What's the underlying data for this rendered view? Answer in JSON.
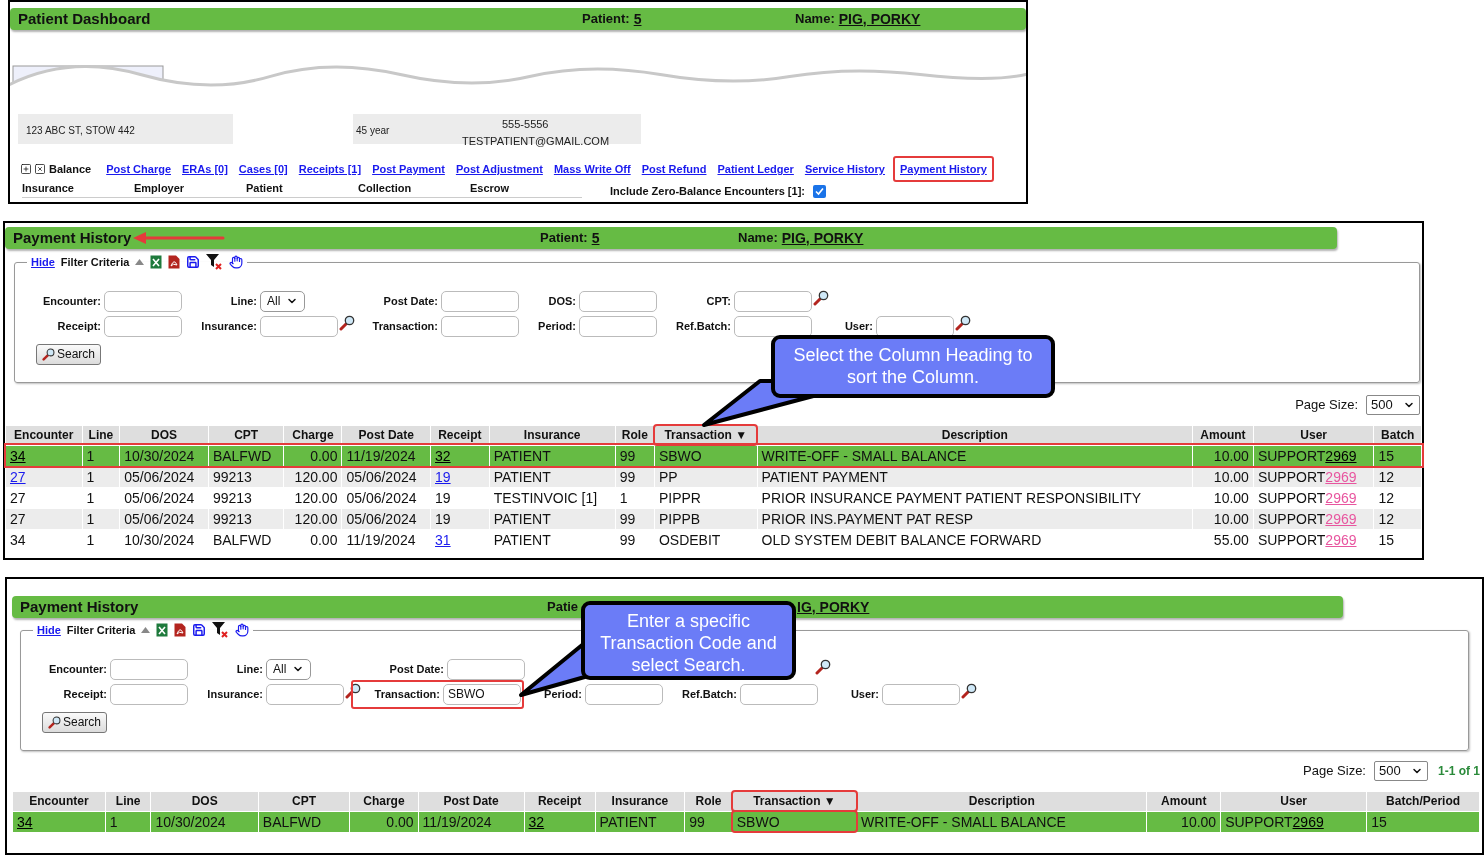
{
  "dashboard": {
    "title": "Patient Dashboard",
    "patient_label": "Patient:",
    "patient_value": "5",
    "name_label": "Name:",
    "name_value": "PIG, PORKY",
    "cards": [
      {
        "lines": [
          "123 ABC ST, STOW 442"
        ]
      },
      {
        "lines": [
          "45 year"
        ]
      },
      {
        "lines": [
          "555-5556",
          "TESTPATIENT@GMAIL.COM"
        ]
      }
    ],
    "balance_label": "Balance",
    "links": [
      {
        "label": "Post Charge",
        "highlighted": false
      },
      {
        "label": "ERAs [0]",
        "highlighted": false
      },
      {
        "label": "Cases [0]",
        "highlighted": false
      },
      {
        "label": "Receipts [1]",
        "highlighted": false
      },
      {
        "label": "Post Payment",
        "highlighted": false
      },
      {
        "label": "Post Adjustment",
        "highlighted": false
      },
      {
        "label": "Mass Write Off",
        "highlighted": false
      },
      {
        "label": "Post Refund",
        "highlighted": false
      },
      {
        "label": "Patient Ledger",
        "highlighted": false
      },
      {
        "label": "Service History",
        "highlighted": false
      },
      {
        "label": "Payment History",
        "highlighted": true
      }
    ],
    "tabs": [
      "Insurance",
      "Employer",
      "Patient",
      "Collection",
      "Escrow"
    ],
    "zero_balance": {
      "label": "Include Zero-Balance Encounters [1]:",
      "checked": true
    }
  },
  "panels": [
    {
      "title": "Payment History",
      "arrow": true,
      "patient_label": "Patient:",
      "patient_value": "5",
      "name_label": "Name:",
      "name_value": "PIG, PORKY",
      "filter": {
        "hide": "Hide",
        "title": "Filter Criteria",
        "search": "Search",
        "rows": [
          [
            {
              "label": "Encounter:",
              "kind": "text",
              "highlighted": false
            },
            {
              "label": "Line:",
              "kind": "select",
              "value": "All",
              "highlighted": false
            },
            {
              "label": "Post Date:",
              "kind": "text",
              "highlighted": false
            },
            {
              "label": "DOS:",
              "kind": "text",
              "highlighted": false
            },
            {
              "label": "CPT:",
              "kind": "lookup",
              "highlighted": false
            }
          ],
          [
            {
              "label": "Receipt:",
              "kind": "text",
              "highlighted": false
            },
            {
              "label": "Insurance:",
              "kind": "lookup",
              "highlighted": false
            },
            {
              "label": "Transaction:",
              "kind": "text",
              "highlighted": false
            },
            {
              "label": "Period:",
              "kind": "text",
              "highlighted": false
            },
            {
              "label": "Ref.Batch:",
              "kind": "text",
              "highlighted": false
            },
            {
              "label": "User:",
              "kind": "lookup",
              "highlighted": false
            }
          ]
        ]
      },
      "callout": "Select the Column Heading to sort the Column.",
      "page_size_label": "Page Size:",
      "page_size": "500",
      "table": {
        "columns": [
          {
            "label": "Encounter",
            "kind": "text"
          },
          {
            "label": "Line",
            "kind": "text"
          },
          {
            "label": "DOS",
            "kind": "text"
          },
          {
            "label": "CPT",
            "kind": "text"
          },
          {
            "label": "Charge",
            "kind": "amount"
          },
          {
            "label": "Post Date",
            "kind": "text"
          },
          {
            "label": "Receipt",
            "kind": "text"
          },
          {
            "label": "Insurance",
            "kind": "text"
          },
          {
            "label": "Role",
            "kind": "text"
          },
          {
            "label": "Transaction",
            "kind": "text",
            "sort": "▼",
            "highlighted": true
          },
          {
            "label": "Description",
            "kind": "text"
          },
          {
            "label": "Amount",
            "kind": "amount"
          },
          {
            "label": "User",
            "kind": "user"
          },
          {
            "label": "Batch",
            "kind": "text"
          }
        ],
        "rows": [
          {
            "selected": true,
            "highlighted": true,
            "cells": [
              {
                "link": "34"
              },
              "1",
              "10/30/2024",
              "BALFWD",
              "0.00",
              "11/19/2024",
              {
                "link": "32"
              },
              "PATIENT",
              "99",
              "SBWO",
              "WRITE-OFF - SMALL BALANCE",
              "10.00",
              {
                "text": "SUPPORT",
                "link": "2969"
              },
              "15"
            ]
          },
          {
            "selected": false,
            "highlighted": false,
            "cells": [
              {
                "link": "27"
              },
              "1",
              "05/06/2024",
              "99213",
              "120.00",
              "05/06/2024",
              {
                "link": "19"
              },
              "PATIENT",
              "99",
              "PP",
              "PATIENT PAYMENT",
              "10.00",
              {
                "text": "SUPPORT",
                "link": "2969"
              },
              "12"
            ]
          },
          {
            "selected": false,
            "highlighted": false,
            "cells": [
              "27",
              "1",
              "05/06/2024",
              "99213",
              "120.00",
              "05/06/2024",
              "19",
              "TESTINVOIC [1]",
              "1",
              "PIPPR",
              "PRIOR INSURANCE PAYMENT PATIENT RESPONSIBILITY",
              "10.00",
              {
                "text": "SUPPORT",
                "link": "2969"
              },
              "12"
            ]
          },
          {
            "selected": false,
            "highlighted": false,
            "cells": [
              "27",
              "1",
              "05/06/2024",
              "99213",
              "120.00",
              "05/06/2024",
              "19",
              "PATIENT",
              "99",
              "PIPPB",
              "PRIOR INS.PAYMENT PAT RESP",
              "10.00",
              {
                "text": "SUPPORT",
                "link": "2969"
              },
              "12"
            ]
          },
          {
            "selected": false,
            "highlighted": false,
            "cells": [
              "34",
              "1",
              "10/30/2024",
              "BALFWD",
              "0.00",
              "11/19/2024",
              {
                "link": "31"
              },
              "PATIENT",
              "99",
              "OSDEBIT",
              "OLD SYSTEM DEBIT BALANCE FORWARD",
              "55.00",
              {
                "text": "SUPPORT",
                "link": "2969"
              },
              "15"
            ]
          }
        ]
      }
    },
    {
      "title": "Payment History",
      "patient_label": "Patie",
      "name_value": "IG, PORKY",
      "filter": {
        "hide": "Hide",
        "title": "Filter Criteria",
        "search": "Search",
        "rows": [
          [
            {
              "label": "Encounter:",
              "kind": "text",
              "highlighted": false
            },
            {
              "label": "Line:",
              "kind": "select",
              "value": "All",
              "highlighted": false
            },
            {
              "label": "Post Date:",
              "kind": "text",
              "highlighted": false
            },
            {
              "kind": "covered"
            },
            {
              "kind": "covered_lookup"
            }
          ],
          [
            {
              "label": "Receipt:",
              "kind": "text",
              "highlighted": false
            },
            {
              "label": "Insurance:",
              "kind": "lookup",
              "highlighted": false
            },
            {
              "label": "Transaction:",
              "kind": "text",
              "value": "SBWO",
              "highlighted": true
            },
            {
              "label": "Period:",
              "kind": "text",
              "highlighted": false
            },
            {
              "label": "Ref.Batch:",
              "kind": "text",
              "highlighted": false
            },
            {
              "label": "User:",
              "kind": "lookup",
              "highlighted": false
            }
          ]
        ]
      },
      "callout": "Enter a specific Transaction Code and select Search.",
      "page_size_label": "Page Size:",
      "page_size": "500",
      "count": "1-1 of 1",
      "table": {
        "columns": [
          {
            "label": "Encounter",
            "kind": "text"
          },
          {
            "label": "Line",
            "kind": "text"
          },
          {
            "label": "DOS",
            "kind": "text"
          },
          {
            "label": "CPT",
            "kind": "text"
          },
          {
            "label": "Charge",
            "kind": "amount"
          },
          {
            "label": "Post Date",
            "kind": "text"
          },
          {
            "label": "Receipt",
            "kind": "text"
          },
          {
            "label": "Insurance",
            "kind": "text"
          },
          {
            "label": "Role",
            "kind": "text"
          },
          {
            "label": "Transaction",
            "kind": "text",
            "sort": "▼",
            "highlighted": true
          },
          {
            "label": "Description",
            "kind": "text"
          },
          {
            "label": "Amount",
            "kind": "amount"
          },
          {
            "label": "User",
            "kind": "user"
          },
          {
            "label": "Batch/Period",
            "kind": "text"
          }
        ],
        "rows": [
          {
            "selected": true,
            "highlighted": false,
            "cells": [
              {
                "link": "34"
              },
              "1",
              "10/30/2024",
              "BALFWD",
              "0.00",
              "11/19/2024",
              {
                "link": "32"
              },
              "PATIENT",
              "99",
              {
                "text": "SBWO",
                "highlighted": true
              },
              "WRITE-OFF - SMALL BALANCE",
              "10.00",
              {
                "text": "SUPPORT",
                "link": "2969"
              },
              "15"
            ]
          }
        ]
      }
    }
  ]
}
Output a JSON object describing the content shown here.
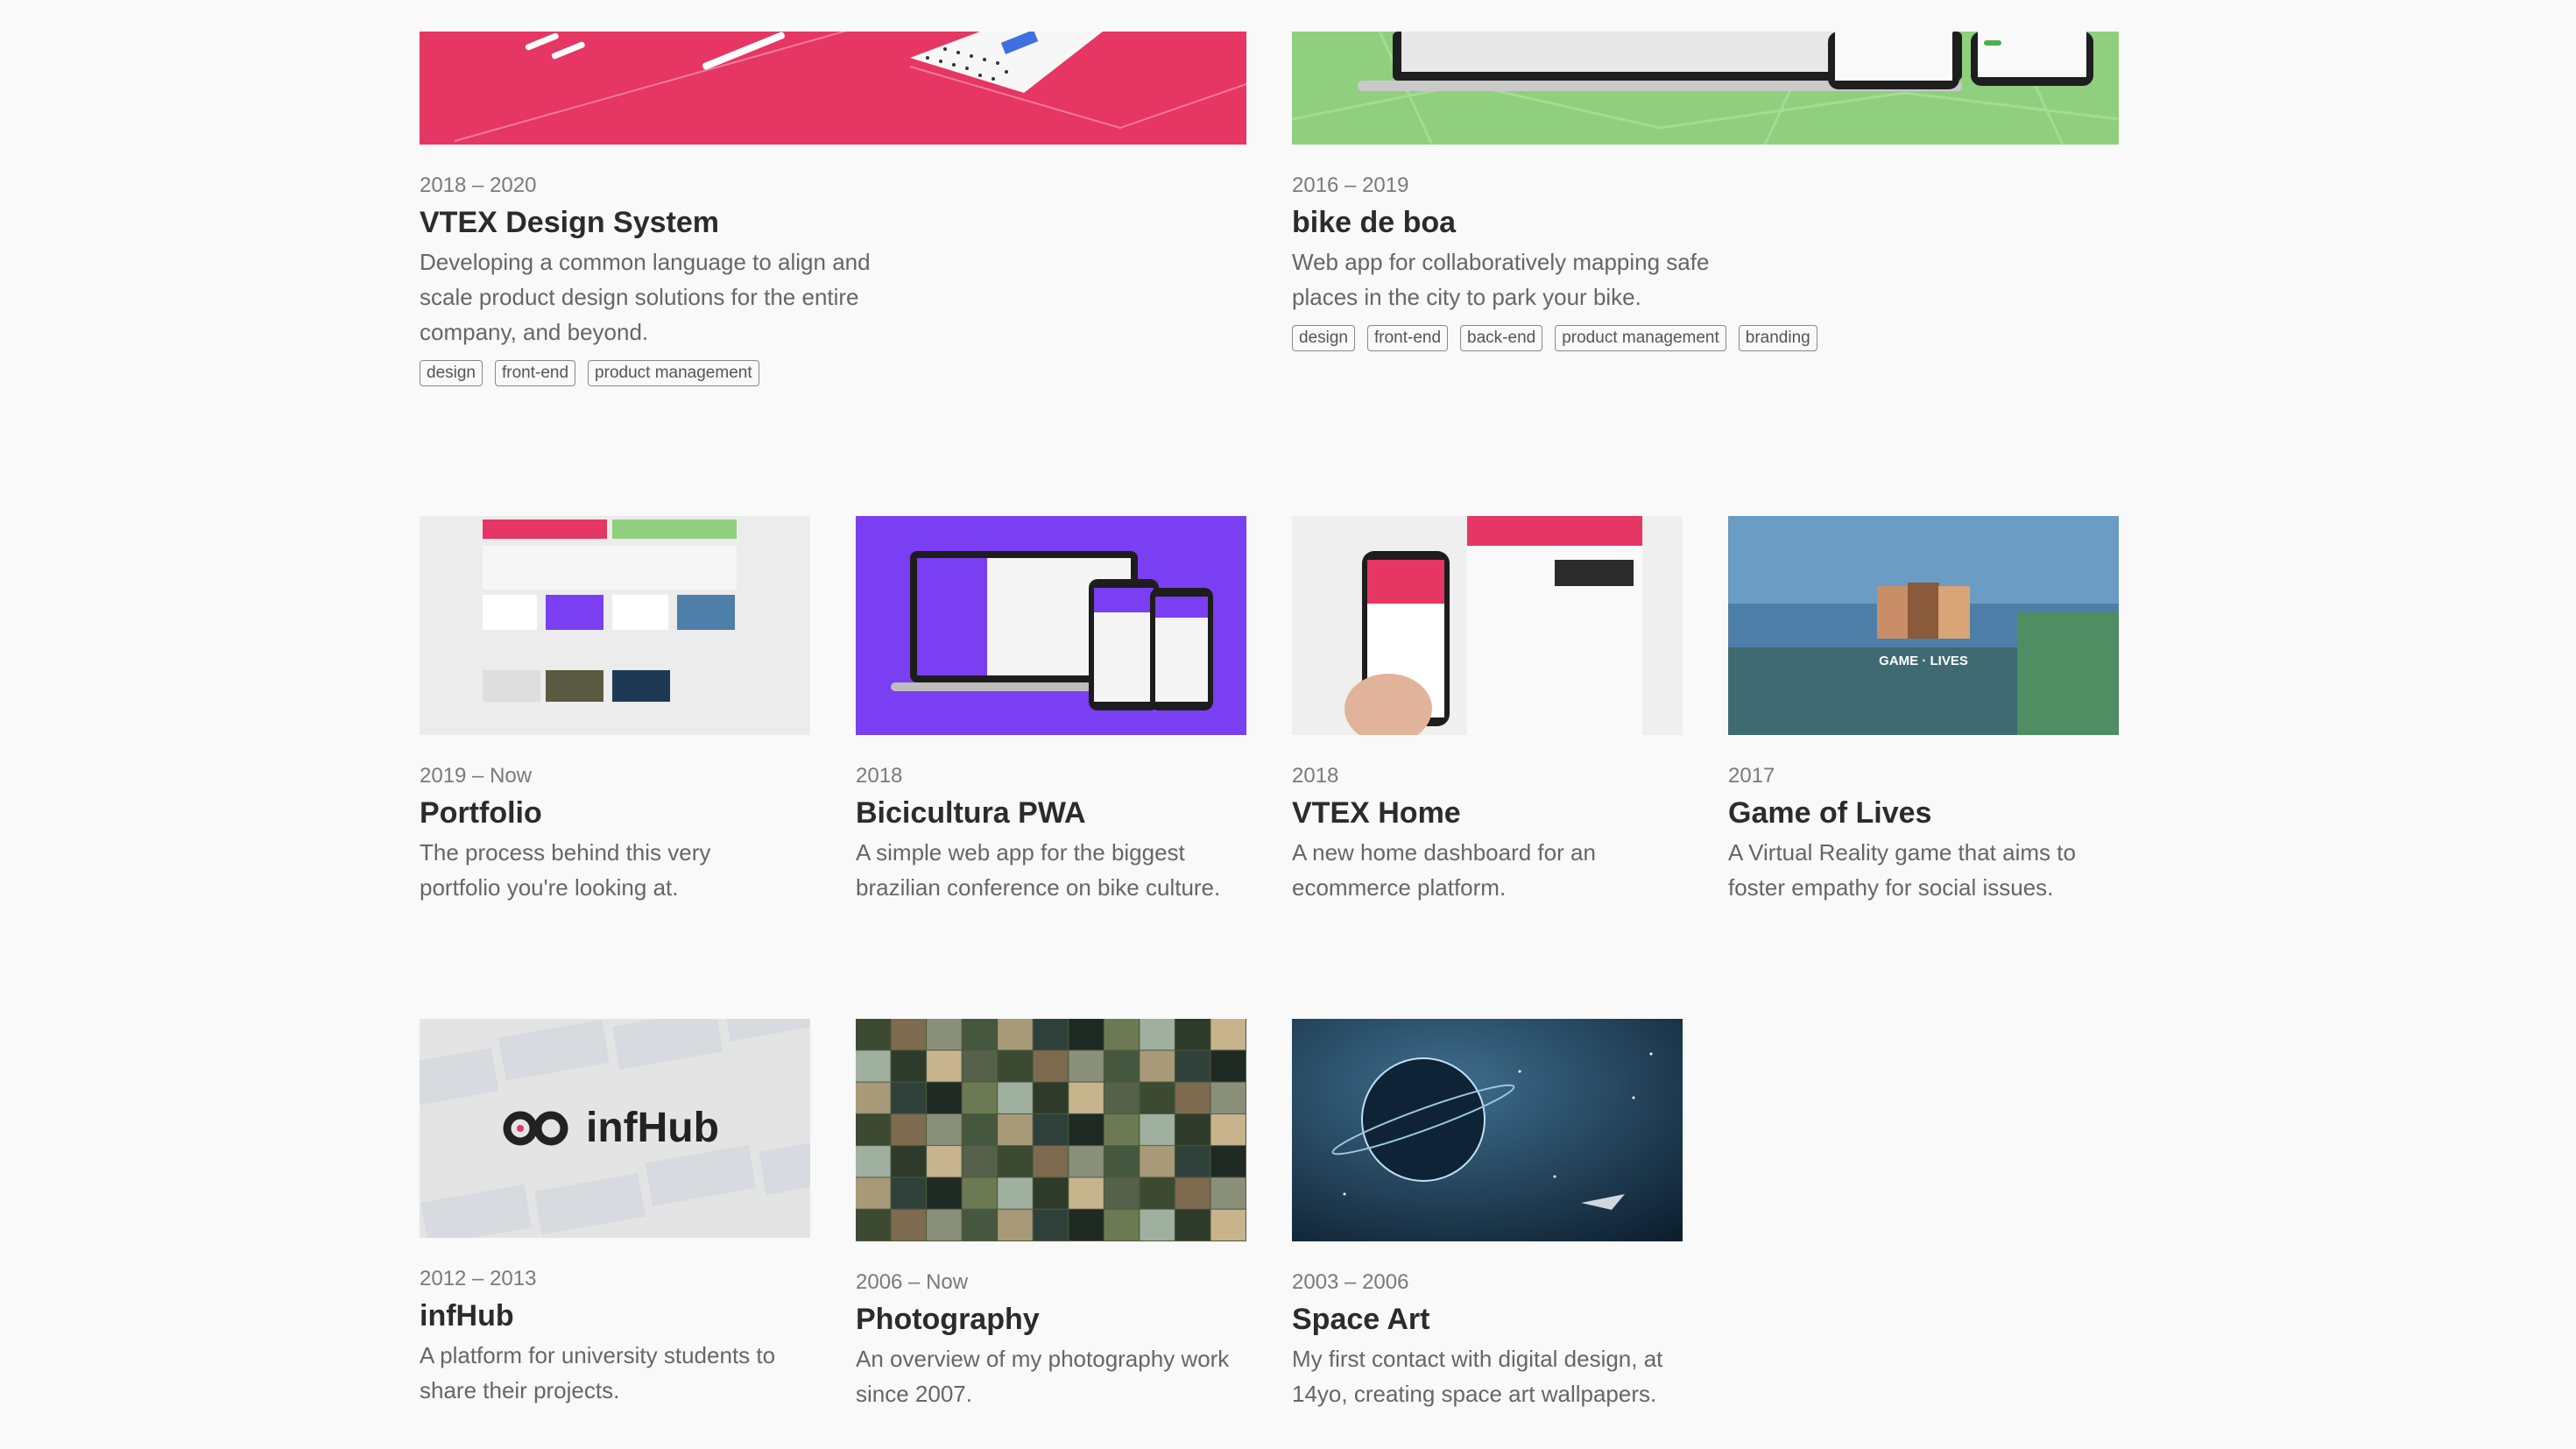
{
  "projects_featured": [
    {
      "period": "2018 – 2020",
      "title": "VTEX Design System",
      "description": "Developing a common language to align and scale product design solutions for the entire company, and beyond.",
      "tags": [
        "design",
        "front-end",
        "product management"
      ],
      "thumb_color": "#e63663"
    },
    {
      "period": "2016 – 2019",
      "title": "bike de boa",
      "description": "Web app for collaboratively mapping safe places in the city to park your bike.",
      "tags": [
        "design",
        "front-end",
        "back-end",
        "product management",
        "branding"
      ],
      "thumb_color": "#8fcf7e"
    }
  ],
  "projects_grid": [
    {
      "period": "2019 – Now",
      "title": "Portfolio",
      "description": "The process behind this very portfolio you're looking at.",
      "thumb_color": "#ececec"
    },
    {
      "period": "2018",
      "title": "Bicicultura PWA",
      "description": "A simple web app for the biggest brazilian conference on bike culture.",
      "thumb_color": "#7a3ff2"
    },
    {
      "period": "2018",
      "title": "VTEX Home",
      "description": "A new home dashboard for an ecommerce platform.",
      "thumb_color": "#efefef"
    },
    {
      "period": "2017",
      "title": "Game of Lives",
      "description": "A Virtual Reality game that aims to foster empathy for social issues.",
      "thumb_color": "#4d7fa8",
      "thumb_logo_text": "GAME LIVES"
    },
    {
      "period": "2012 – 2013",
      "title": "infHub",
      "description": "A platform for university students to share their projects.",
      "thumb_color": "#e4e4e4",
      "thumb_logo_text": "infHub"
    },
    {
      "period": "2006 – Now",
      "title": "Photography",
      "description": "An overview of my photography work since 2007.",
      "thumb_color": "#4a5a3c"
    },
    {
      "period": "2003 – 2006",
      "title": "Space Art",
      "description": "My first contact with digital design, at 14yo, creating space art wallpapers.",
      "thumb_color": "#1c3a55"
    }
  ]
}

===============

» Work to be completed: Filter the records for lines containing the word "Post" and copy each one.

» Answer for the task:
        "label": "Post Charge",
        "label": "Post Payment",
        "label": "Post Adjustment",
        "label": "Post Refund",
              "label": "Post Date:",
            "label": "Post Date",
              "label": "Post Date:",
            "label": "Post Date",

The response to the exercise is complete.